* [EXERCISE OBJECTIVE]:
Scan the entries below. Report each line where the string "rest" occurs.

* [EXTRACTED INFORMATION]:
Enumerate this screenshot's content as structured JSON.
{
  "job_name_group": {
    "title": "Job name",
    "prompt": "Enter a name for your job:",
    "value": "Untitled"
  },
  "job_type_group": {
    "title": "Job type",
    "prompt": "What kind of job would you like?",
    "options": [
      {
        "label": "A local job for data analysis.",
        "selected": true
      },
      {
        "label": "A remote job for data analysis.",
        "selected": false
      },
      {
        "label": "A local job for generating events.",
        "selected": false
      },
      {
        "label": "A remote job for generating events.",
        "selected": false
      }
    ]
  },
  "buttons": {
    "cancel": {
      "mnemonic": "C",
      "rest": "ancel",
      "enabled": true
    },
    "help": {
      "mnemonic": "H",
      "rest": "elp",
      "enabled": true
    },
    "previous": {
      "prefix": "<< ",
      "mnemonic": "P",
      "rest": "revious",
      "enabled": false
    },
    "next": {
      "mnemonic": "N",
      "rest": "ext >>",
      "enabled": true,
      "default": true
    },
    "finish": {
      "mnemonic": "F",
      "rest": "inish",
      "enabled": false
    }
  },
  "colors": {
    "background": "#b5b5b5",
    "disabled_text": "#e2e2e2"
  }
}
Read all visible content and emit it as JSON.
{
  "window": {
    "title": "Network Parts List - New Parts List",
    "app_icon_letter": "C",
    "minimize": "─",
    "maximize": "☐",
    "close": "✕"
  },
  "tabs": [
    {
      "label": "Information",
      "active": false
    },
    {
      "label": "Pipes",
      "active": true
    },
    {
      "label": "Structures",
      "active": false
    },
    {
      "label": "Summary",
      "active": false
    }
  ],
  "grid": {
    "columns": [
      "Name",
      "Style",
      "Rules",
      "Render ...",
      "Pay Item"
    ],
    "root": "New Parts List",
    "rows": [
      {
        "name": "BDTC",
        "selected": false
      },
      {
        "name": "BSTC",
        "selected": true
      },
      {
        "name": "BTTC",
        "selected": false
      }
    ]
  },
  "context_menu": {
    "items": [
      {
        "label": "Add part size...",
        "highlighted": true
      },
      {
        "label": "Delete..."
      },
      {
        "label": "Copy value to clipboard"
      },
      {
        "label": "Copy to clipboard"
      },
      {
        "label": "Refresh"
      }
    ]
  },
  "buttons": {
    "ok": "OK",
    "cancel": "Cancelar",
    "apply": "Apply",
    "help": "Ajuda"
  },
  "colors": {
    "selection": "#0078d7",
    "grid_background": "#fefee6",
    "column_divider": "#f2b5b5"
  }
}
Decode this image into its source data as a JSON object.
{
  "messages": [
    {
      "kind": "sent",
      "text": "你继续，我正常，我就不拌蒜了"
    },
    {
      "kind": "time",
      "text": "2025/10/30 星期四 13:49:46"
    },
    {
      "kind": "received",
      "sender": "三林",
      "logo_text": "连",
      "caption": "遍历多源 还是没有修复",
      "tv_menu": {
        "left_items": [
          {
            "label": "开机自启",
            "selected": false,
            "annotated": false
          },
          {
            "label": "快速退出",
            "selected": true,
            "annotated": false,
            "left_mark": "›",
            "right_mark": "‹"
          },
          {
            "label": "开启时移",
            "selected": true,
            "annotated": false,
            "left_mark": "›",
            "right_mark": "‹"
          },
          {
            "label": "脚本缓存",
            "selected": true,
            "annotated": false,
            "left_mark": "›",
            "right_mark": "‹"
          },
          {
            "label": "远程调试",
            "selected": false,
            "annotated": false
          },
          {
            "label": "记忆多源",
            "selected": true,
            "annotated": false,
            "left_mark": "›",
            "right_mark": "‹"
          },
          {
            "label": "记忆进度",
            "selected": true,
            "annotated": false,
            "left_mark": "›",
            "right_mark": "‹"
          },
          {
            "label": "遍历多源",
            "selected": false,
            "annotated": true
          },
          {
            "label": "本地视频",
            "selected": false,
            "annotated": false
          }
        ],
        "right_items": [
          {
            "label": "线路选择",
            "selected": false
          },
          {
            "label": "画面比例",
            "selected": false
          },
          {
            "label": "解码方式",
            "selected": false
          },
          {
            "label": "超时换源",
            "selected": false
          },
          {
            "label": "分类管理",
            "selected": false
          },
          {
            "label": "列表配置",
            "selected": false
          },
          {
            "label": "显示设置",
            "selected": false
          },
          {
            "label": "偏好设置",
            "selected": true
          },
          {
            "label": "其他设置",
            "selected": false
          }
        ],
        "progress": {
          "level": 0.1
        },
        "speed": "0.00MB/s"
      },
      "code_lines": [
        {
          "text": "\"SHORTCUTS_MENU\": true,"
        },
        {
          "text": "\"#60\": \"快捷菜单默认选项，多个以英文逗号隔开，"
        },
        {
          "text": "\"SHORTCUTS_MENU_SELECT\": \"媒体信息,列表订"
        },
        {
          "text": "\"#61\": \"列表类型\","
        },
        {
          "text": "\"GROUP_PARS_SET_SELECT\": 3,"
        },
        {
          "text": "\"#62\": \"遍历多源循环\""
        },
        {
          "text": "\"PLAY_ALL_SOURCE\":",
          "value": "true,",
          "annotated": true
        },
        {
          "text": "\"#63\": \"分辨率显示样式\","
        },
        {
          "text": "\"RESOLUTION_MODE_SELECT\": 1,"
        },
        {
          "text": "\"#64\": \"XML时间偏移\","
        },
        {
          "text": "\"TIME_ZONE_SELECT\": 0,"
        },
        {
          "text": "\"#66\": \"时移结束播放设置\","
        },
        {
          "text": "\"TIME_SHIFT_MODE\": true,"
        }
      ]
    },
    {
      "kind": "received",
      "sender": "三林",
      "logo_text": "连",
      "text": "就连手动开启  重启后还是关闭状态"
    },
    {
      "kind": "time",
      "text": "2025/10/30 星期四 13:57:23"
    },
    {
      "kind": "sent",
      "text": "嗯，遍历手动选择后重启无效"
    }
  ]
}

* [OUTPUT FOR THIS TASK]:
      "rest": "ancel",
      "rest": "elp",
      "rest": "revious",
      "rest": "ext >>",
      "rest": "inish",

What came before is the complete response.